Sarah Collins (1), daughter of Richard Collins (1), married Henry Small at St James, Duke’s Place, London, on 12 May 1708. This time, the parish register is clear that both parties were from Epping. The Smalls had a number of children, of whom we can be sure about Richard (born 1711), Sarah (1713), Joshua (1722) and Mary (date unknown). The 1750 will of Henry Small, yeoman of Theydon Mount, is in the Essex County Archive.

John Collins (1) of Epping, son of Richard Collins (1), married Mary Archer of Theydon Garnon on 5 November 1722 at St Andrew Undershaft, London. Mary was the daughter of William Archer (1677 – 1739), who had been born William Eyre and inherited the substantial estate of Coopersale from John Archer on the condition that he marry Eleanor Wrottesley, John Archer’s niece, and take the Archer name. When Eleanor died without issue, William married Susanna, daughter of Sir John Newton, baronet, and I assume Mary was their daughter. According to one source William Archer ‘entered Parliament as a Tory at a by-election in 1734 and was returned unopposed later in that year, voting against the Government on the Spanish convention in 1739.’ We also learn that, as a result of his marriages, William and his family ‘were of considerable wealth; his daughter Susanna was said to have a fortune of £50,000 on her marriage in 1751 to Edward Harley, 4th Earl of Oxford.’

Coopersale House, once home of the Archer family, in about 1958

John and Mary Collins would have a son Richard (3), the only child mentioned in his will. John Collins died in 1742. His will describes him as a ‘yeoman’ of Epping and leaves money and property to his wife Mary, son Richard, sister Sarah Small, and to his nephews, the sons of his brother Richard (2) (see below).

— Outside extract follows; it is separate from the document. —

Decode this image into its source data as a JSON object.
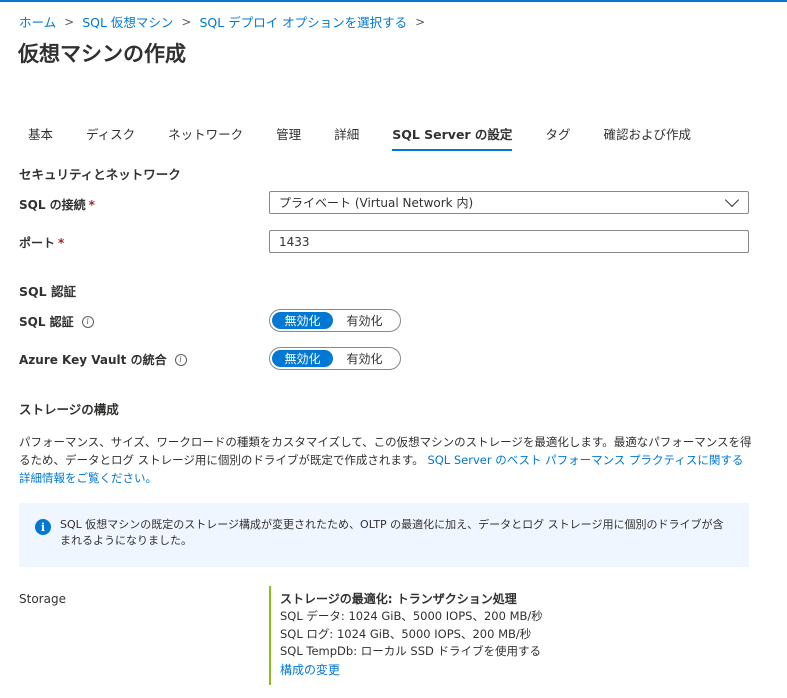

Elizabeth Collins (1), daughter of Richard Collins (1), remained a spinster and died in 1761. I discussed her will in an earlier post. In it she too left money and property (in Epping and North Weald Bassett) to her brother Richard’s children, and also to her cousin Susanna, wife of William Clarke, whose precise relationship to her I’ve yet to discern.

Richard Collins (2), son of Richard Collins (1), married Jane Stoker of Waltham Holy Cross at St Michael Paternoster Royal, London, on 6 April 1727. They had seven children, though not all of them survived into adulthood. They were: Richard (4) (born 1730), John (2) (1733, who would marry Elizabeth Gibson), Sarah (2) (1735), Elizabeth (2) (1737), William (1739), David (1740) and Jane (date unknown). Richard Collins (2) died in 1748. His will, which describes him as a ‘gentleman’, divides his considerable property between his three older sons, Richard, John and William, while also making provision for his younger children.

Third generation

As I noted in the previous post, Richard Collins (3), son of Richard Collins (2) and his wife Jane, married Ann Champain, daughter of John Champain, at St Peter, Cornhill, London, on 15 September 1747. They lived at Passmores House, Great Parndon and had at least two children: Ann, born in 1756, and Champain, date of birth unknown. Ann Collins married farmer William Lake. In 1778, Champain Collins was living at Passmores and could be found later living in North Weald Bassett, where he worked as a schoolmaster. Richard Collins died at Shenfield in 1770.

Sarah Collins (2), daughter of Richard Collins (2) and Jane, married a Mr Dillworth, about whom I’ve been unable to discover any further details. I’m not sure what became of William and his sister Elizabeth (2), except that both were major beneficiaries of the 1761 will of their aunt Elizabeth (1). Since David is not mentioned in that will, I presume he was no longer alive by this time.

St George's Chapel, Mayfair in the 18th century

John Collins (2) was married on 21 February 1753 at St George’s Chapel, Mayfair, to Elizabeth Gibson – my 5 x great grandmother, and the daughter of John and Mary Gibson of Tower Hill, London, and also of Woodredon House, Waltham Abbey. They had at least one child, a daughter Frances, born in Aldgate in 1759, so John must have died some time between that date and Elizabeth’s second marriage in 1763.